__What needs to be done__:
The full set of entries is to be returned word for word.

[Material provided Boundary: Start]

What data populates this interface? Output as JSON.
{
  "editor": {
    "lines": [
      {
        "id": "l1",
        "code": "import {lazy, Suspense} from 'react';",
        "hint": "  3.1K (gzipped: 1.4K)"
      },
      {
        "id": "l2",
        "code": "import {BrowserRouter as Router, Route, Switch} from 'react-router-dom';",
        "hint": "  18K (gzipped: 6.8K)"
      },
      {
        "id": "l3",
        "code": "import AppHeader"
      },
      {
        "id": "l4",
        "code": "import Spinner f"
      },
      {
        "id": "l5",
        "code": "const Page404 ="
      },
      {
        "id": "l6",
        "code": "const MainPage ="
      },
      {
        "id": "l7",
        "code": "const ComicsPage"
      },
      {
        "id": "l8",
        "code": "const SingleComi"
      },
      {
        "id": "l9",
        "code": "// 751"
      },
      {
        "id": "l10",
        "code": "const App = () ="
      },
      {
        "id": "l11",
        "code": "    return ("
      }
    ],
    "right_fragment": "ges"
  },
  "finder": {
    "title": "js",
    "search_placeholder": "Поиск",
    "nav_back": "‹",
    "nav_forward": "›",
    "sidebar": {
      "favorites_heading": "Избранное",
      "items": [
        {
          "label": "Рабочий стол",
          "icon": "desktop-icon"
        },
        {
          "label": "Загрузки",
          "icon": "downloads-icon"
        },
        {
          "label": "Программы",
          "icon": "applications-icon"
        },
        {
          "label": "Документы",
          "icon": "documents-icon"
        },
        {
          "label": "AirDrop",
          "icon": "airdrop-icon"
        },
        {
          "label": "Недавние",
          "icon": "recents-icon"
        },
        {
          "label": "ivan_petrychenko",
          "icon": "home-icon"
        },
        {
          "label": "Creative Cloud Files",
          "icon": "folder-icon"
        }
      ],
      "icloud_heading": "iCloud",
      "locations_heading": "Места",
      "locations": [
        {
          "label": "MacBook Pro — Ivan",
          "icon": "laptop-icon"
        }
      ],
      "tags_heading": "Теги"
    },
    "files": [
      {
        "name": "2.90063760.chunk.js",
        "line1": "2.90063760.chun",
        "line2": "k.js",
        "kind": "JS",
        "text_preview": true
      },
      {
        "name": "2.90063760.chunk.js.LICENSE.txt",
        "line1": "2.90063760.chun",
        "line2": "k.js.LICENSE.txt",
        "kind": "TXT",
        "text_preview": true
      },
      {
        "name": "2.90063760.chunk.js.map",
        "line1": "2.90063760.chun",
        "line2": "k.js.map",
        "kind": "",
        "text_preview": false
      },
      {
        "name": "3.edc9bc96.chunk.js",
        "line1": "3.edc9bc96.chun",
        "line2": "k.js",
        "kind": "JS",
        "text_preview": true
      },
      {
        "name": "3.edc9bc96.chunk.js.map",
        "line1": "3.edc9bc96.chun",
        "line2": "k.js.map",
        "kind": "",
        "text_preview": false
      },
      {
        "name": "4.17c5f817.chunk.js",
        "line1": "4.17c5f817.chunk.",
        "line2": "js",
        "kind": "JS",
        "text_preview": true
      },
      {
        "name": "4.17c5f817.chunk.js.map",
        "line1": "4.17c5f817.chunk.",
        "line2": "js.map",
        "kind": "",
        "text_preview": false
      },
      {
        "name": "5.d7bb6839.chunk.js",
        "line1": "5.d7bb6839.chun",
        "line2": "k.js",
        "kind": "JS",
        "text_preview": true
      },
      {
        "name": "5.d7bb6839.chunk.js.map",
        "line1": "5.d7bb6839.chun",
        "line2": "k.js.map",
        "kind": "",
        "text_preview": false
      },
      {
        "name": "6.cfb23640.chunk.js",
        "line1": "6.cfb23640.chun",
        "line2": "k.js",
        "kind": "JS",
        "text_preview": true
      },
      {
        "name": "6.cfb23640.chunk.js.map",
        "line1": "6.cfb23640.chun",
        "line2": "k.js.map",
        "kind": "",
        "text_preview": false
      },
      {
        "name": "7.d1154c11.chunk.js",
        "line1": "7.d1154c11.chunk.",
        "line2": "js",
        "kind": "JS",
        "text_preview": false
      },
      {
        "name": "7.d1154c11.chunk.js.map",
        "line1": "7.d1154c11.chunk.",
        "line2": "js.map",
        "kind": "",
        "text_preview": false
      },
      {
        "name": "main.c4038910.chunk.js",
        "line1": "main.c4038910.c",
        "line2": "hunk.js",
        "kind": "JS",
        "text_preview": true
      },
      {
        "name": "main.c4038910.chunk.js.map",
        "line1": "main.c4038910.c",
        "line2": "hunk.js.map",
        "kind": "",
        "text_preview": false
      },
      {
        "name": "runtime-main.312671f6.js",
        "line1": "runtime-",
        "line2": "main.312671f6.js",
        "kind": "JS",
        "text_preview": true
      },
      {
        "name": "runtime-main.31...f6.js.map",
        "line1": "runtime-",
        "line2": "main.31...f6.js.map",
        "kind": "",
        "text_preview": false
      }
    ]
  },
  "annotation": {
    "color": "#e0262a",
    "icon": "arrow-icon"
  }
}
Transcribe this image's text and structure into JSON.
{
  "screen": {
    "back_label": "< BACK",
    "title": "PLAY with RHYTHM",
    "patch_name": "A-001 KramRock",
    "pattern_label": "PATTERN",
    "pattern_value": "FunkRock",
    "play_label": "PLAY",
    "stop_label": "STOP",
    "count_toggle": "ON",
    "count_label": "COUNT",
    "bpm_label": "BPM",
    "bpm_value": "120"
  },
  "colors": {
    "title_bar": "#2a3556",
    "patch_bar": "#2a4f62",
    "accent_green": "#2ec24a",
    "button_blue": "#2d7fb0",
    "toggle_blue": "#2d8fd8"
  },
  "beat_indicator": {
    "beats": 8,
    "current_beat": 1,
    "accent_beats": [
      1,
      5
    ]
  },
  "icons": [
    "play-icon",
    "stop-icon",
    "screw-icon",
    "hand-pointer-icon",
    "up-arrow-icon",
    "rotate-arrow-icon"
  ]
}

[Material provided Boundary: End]

__Written reply__:
What data populates this interface? Output as JSON.
{
  "editor": {
    "lines": [
      {
        "id": "l1",
        "code": "import {lazy, Suspense} from 'react';",
        "hint": "  3.1K (gzipped: 1.4K)"
      },
      {
        "id": "l2",
        "code": "import {BrowserRouter as Router, Route, Switch} from 'react-router-dom';",
        "hint": "  18K (gzipped: 6.8K)"
      },
      {
        "id": "l3",
        "code": "import AppHeader"
      },
      {
        "id": "l4",
        "code": "import Spinner f"
      },
      {
        "id": "l5",
        "code": "const Page404 ="
      },
      {
        "id": "l6",
        "code": "const MainPage ="
      },
      {
        "id": "l7",
        "code": "const ComicsPage"
      },
      {
        "id": "l8",
        "code": "const SingleComi"
      },
      {
        "id": "l9",
        "code": "// 751"
      },
      {
        "id": "l10",
        "code": "const App = () ="
      },
      {
        "id": "l11",
        "code": "    return ("
      }
    ],
    "right_fragment": "ges"
  },
  "finder": {
    "title": "js",
    "search_placeholder": "Поиск",
    "nav_back": "‹",
    "nav_forward": "›",
    "sidebar": {
      "favorites_heading": "Избранное",
      "items": [
        {
          "label": "Рабочий стол",
          "icon": "desktop-icon"
        },
        {
          "label": "Загрузки",
          "icon": "downloads-icon"
        },
        {
          "label": "Программы",
          "icon": "applications-icon"
        },
        {
          "label": "Документы",
          "icon": "documents-icon"
        },
        {
          "label": "AirDrop",
          "icon": "airdrop-icon"
        },
        {
          "label": "Недавние",
          "icon": "recents-icon"
        },
        {
          "label": "ivan_petrychenko",
          "icon": "home-icon"
        },
        {
          "label": "Creative Cloud Files",
          "icon": "folder-icon"
        }
      ],
      "icloud_heading": "iCloud",
      "locations_heading": "Места",
      "locations": [
        {
          "label": "MacBook Pro — Ivan",
          "icon": "laptop-icon"
        }
      ],
      "tags_heading": "Теги"
    },
    "files": [
      {
        "name": "2.90063760.chunk.js",
        "line1": "2.90063760.chun",
        "line2": "k.js",
        "kind": "JS",
        "text_preview": true
      },
      {
        "name": "2.90063760.chunk.js.LICENSE.txt",
        "line1": "2.90063760.chun",
        "line2": "k.js.LICENSE.txt",
        "kind": "TXT",
        "text_preview": true
      },
      {
        "name": "2.90063760.chunk.js.map",
        "line1": "2.90063760.chun",
        "line2": "k.js.map",
        "kind": "",
        "text_preview": false
      },
      {
        "name": "3.edc9bc96.chunk.js",
        "line1": "3.edc9bc96.chun",
        "line2": "k.js",
        "kind": "JS",
        "text_preview": true
      },
      {
        "name": "3.edc9bc96.chunk.js.map",
        "line1": "3.edc9bc96.chun",
        "line2": "k.js.map",
        "kind": "",
        "text_preview": false
      },
      {
        "name": "4.17c5f817.chunk.js",
        "line1": "4.17c5f817.chunk.",
        "line2": "js",
        "kind": "JS",
        "text_preview": true
      },
      {
        "name": "4.17c5f817.chunk.js.map",
        "line1": "4.17c5f817.chunk.",
        "line2": "js.map",
        "kind": "",
        "text_preview": false
      },
      {
        "name": "5.d7bb6839.chunk.js",
        "line1": "5.d7bb6839.chun",
        "line2": "k.js",
        "kind": "JS",
        "text_preview": true
      },
      {
        "name": "5.d7bb6839.chunk.js.map",
        "line1": "5.d7bb6839.chun",
        "line2": "k.js.map",
        "kind": "",
        "text_preview": false
      },
      {
        "name": "6.cfb23640.chunk.js",
        "line1": "6.cfb23640.chun",
        "line2": "k.js",
        "kind": "JS",
        "text_preview": true
      },
      {
        "name": "6.cfb23640.chunk.js.map",
        "line1": "6.cfb23640.chun",
        "line2": "k.js.map",
        "kind": "",
        "text_preview": false
      },
      {
        "name": "7.d1154c11.chunk.js",
        "line1": "7.d1154c11.chunk.",
        "line2": "js",
        "kind": "JS",
        "text_preview": false
      },
      {
        "name": "7.d1154c11.chunk.js.map",
        "line1": "7.d1154c11.chunk.",
        "line2": "js.map",
        "kind": "",
        "text_preview": false
      },
      {
        "name": "main.c4038910.chunk.js",
        "line1": "main.c4038910.c",
        "line2": "hunk.js",
        "kind": "JS",
        "text_preview": true
      },
      {
        "name": "main.c4038910.chunk.js.map",
        "line1": "main.c4038910.c",
        "line2": "hunk.js.map",
        "kind": "",
        "text_preview": false
      },
      {
        "name": "runtime-main.312671f6.js",
        "line1": "runtime-",
        "line2": "main.312671f6.js",
        "kind": "JS",
        "text_preview": true
      },
      {
        "name": "runtime-main.31...f6.js.map",
        "line1": "runtime-",
        "line2": "main.31...f6.js.map",
        "kind": "",
        "text_preview": false
      }
    ]
  },
  "annotation": {
    "color": "#e0262a",
    "icon": "arrow-icon"
  }
}
Transcribe this image's text and structure into JSON.
{
  "screen": {
    "back_label": "< BACK",
    "title": "PLAY with RHYTHM",
    "patch_name": "A-001 KramRock",
    "pattern_label": "PATTERN",
    "pattern_value": "FunkRock",
    "play_label": "PLAY",
    "stop_label": "STOP",
    "count_toggle": "ON",
    "count_label": "COUNT",
    "bpm_label": "BPM",
    "bpm_value": "120"
  },
  "colors": {
    "title_bar": "#2a3556",
    "patch_bar": "#2a4f62",
    "accent_green": "#2ec24a",
    "button_blue": "#2d7fb0",
    "toggle_blue": "#2d8fd8"
  },
  "beat_indicator": {
    "beats": 8,
    "current_beat": 1,
    "accent_beats": [
      1,
      5
    ]
  },
  "icons": [
    "play-icon",
    "stop-icon",
    "screw-icon",
    "hand-pointer-icon",
    "up-arrow-icon",
    "rotate-arrow-icon"
  ]
}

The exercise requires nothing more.